By late September, Patriot-French forces completely surrounded Yorktown, trapped the British army, and prevented British reinforcements from Clinton in the North, while the French Navy was victorious at the Battle of the Chesapeake. The final American offensive was begun with a shot fired by Washington.
The Siege of Yorktown, Virginia was a decisive allied victory by the combined forces of the Continental Army commanded by General Washington, the French Army commanded by the General Comte de Rochambeau, and the French Navy commanded by Admiral de Grasse, in the defeat of Cornwallis' British forces. On August 19, the march to Yorktown led by Washington and Rochambeau began, which is known now as the "celebrated march". Washington was in command of an army of 7,800 Frenchmen, 3,100 militia, and 8,000 Continentals. Lacking in experience in siege warfare, Washington often deferred judgment to Rochambeau, effectively putting him in command; however, Rochambeau never challenged Washington's authority.
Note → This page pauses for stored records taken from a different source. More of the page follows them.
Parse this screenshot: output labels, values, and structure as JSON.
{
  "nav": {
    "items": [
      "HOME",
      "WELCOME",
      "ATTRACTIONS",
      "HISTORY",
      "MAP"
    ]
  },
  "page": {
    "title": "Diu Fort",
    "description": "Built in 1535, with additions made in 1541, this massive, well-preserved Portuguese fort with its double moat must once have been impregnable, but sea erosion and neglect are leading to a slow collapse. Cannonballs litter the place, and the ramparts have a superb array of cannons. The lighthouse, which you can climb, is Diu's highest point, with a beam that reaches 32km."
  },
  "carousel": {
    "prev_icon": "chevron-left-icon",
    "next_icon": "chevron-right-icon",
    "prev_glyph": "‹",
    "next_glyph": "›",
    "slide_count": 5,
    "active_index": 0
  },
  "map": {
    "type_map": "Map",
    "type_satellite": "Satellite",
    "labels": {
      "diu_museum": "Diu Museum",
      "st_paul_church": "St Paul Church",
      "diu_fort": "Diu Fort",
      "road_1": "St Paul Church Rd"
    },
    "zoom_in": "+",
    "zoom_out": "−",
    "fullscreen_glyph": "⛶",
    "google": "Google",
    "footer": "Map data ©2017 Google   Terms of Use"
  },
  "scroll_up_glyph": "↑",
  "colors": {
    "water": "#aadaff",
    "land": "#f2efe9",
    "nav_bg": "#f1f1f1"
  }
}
Mozart was infamous enough to be challenged to a duel by December. Another pianist had arrived in town, Clementi himself was a supremely respected pianist, and was invited to court on this occasion as part of the general merrymaking surrounding the presence of the Grand Duke and Duchess of Russia. Mozart and Clementi were asked to become musical gladiators for the amusement of the court, and participated in a piano virtuosity contest, Mozart got off best and this certainly made his name the power of good.